November 9, 2016 | Wealth Management Topics
  • Peter A. Johnson, Chief Executive Officer and Portfolio Manager

The outcome of the U.S. presidential election came as a surprise to just about every analyst, pollster, and political expert. But perhaps it should not have—as demonstrated by Brexit and emerging political movements in Europe, it is becoming clear that citizens in developed countries are increasingly viewing globalization a threat to domestic interests, particularly jobs and security. Governments have failed to adequately explain the long-term benefits of trade and globalization, and these economic theories (and the governments themselves) are being upended as a result.


Our message, as always, is not to panic and to make informed decisions when the information presents itself. The last 24 hours have been a period of extreme uncertainty and uncertainty tends to cause investors to sell first and ask questions later, and this case is no different. There are many who sold in the middle of the night under extreme duress and cost themselves 6% by the time the market had closed this afternoon.  As we have seen countless times before—fiscal cliff, sequestration, Brexit, and now with the surprise Trump victory—markets are very capable of absorbing political shocks. The outlook for global economic growth and corporate earnings is what matters at the end of the day, and neither outlook changed overnight.

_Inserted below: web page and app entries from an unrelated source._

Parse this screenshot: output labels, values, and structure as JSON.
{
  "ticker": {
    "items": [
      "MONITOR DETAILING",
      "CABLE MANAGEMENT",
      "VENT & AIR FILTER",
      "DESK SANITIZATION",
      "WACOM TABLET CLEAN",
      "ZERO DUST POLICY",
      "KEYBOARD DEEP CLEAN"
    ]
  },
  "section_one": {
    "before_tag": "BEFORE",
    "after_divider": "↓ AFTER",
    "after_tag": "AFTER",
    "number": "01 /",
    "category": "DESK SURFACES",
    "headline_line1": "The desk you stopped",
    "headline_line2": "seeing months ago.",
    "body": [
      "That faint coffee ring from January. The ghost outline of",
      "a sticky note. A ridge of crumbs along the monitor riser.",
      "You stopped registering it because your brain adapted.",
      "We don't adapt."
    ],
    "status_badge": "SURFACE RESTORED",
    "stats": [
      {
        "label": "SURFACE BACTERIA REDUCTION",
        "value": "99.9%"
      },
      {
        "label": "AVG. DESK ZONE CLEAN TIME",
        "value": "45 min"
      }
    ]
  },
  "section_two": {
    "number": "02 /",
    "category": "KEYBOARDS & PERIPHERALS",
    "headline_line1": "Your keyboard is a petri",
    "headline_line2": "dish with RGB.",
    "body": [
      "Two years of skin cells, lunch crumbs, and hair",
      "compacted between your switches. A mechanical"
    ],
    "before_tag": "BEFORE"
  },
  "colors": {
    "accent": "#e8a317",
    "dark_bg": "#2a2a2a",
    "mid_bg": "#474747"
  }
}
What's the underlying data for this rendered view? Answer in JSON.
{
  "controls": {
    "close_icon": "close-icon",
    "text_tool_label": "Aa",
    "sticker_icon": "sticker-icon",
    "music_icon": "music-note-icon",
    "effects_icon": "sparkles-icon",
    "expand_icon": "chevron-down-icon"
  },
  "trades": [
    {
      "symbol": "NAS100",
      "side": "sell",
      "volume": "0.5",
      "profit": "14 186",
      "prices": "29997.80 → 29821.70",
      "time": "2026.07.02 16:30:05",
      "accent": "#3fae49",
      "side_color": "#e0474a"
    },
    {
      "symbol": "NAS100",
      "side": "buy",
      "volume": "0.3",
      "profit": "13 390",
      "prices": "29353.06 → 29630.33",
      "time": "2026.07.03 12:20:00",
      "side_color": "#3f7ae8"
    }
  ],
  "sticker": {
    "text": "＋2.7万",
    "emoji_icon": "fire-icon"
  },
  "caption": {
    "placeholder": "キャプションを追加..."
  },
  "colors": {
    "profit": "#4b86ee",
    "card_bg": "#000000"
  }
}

Republicans now control the White House, Senate, and the House of Representatives, thus giving them the mandate and the structure to legislate. We expect meaningful policy changes going forward. Governing is much more difficult than campaigning, however, and winning candidates often discover within the first few months that the reality of implementing policy is messier and more complicated than they estimated when formulating their proposals and making promises on the campaign trail. When finally implemented, policies often turn out much differently than the candidates had envisioned, which is another reason we believe it makes sense to remain patient and watch closely as policy measures are set forth, negotiated, and executed.


In spite of this uncertainty, we continue to believe that the underlying fundamentals of the U.S. economy remain, and that the beauty of our country is that its strength lies with the collective, rather than the individual. Our priority today and always is to manage portfolios pursuant to long-term objectives, so it is our job not to get too caught up in the emotional fallout of this election result. Our mandate from here is to flexibly respond to policy changes as they become evident, to capitalize on the opportunities that policies create, and to minimize risks where we believe new policies can hurt.


The opinions expressed herein are strictly those of Ashfield Capital Partners, LLC and are subject to change without notice. Information has been obtained from sources believed to be reliable however there is no guarantee of its accuracy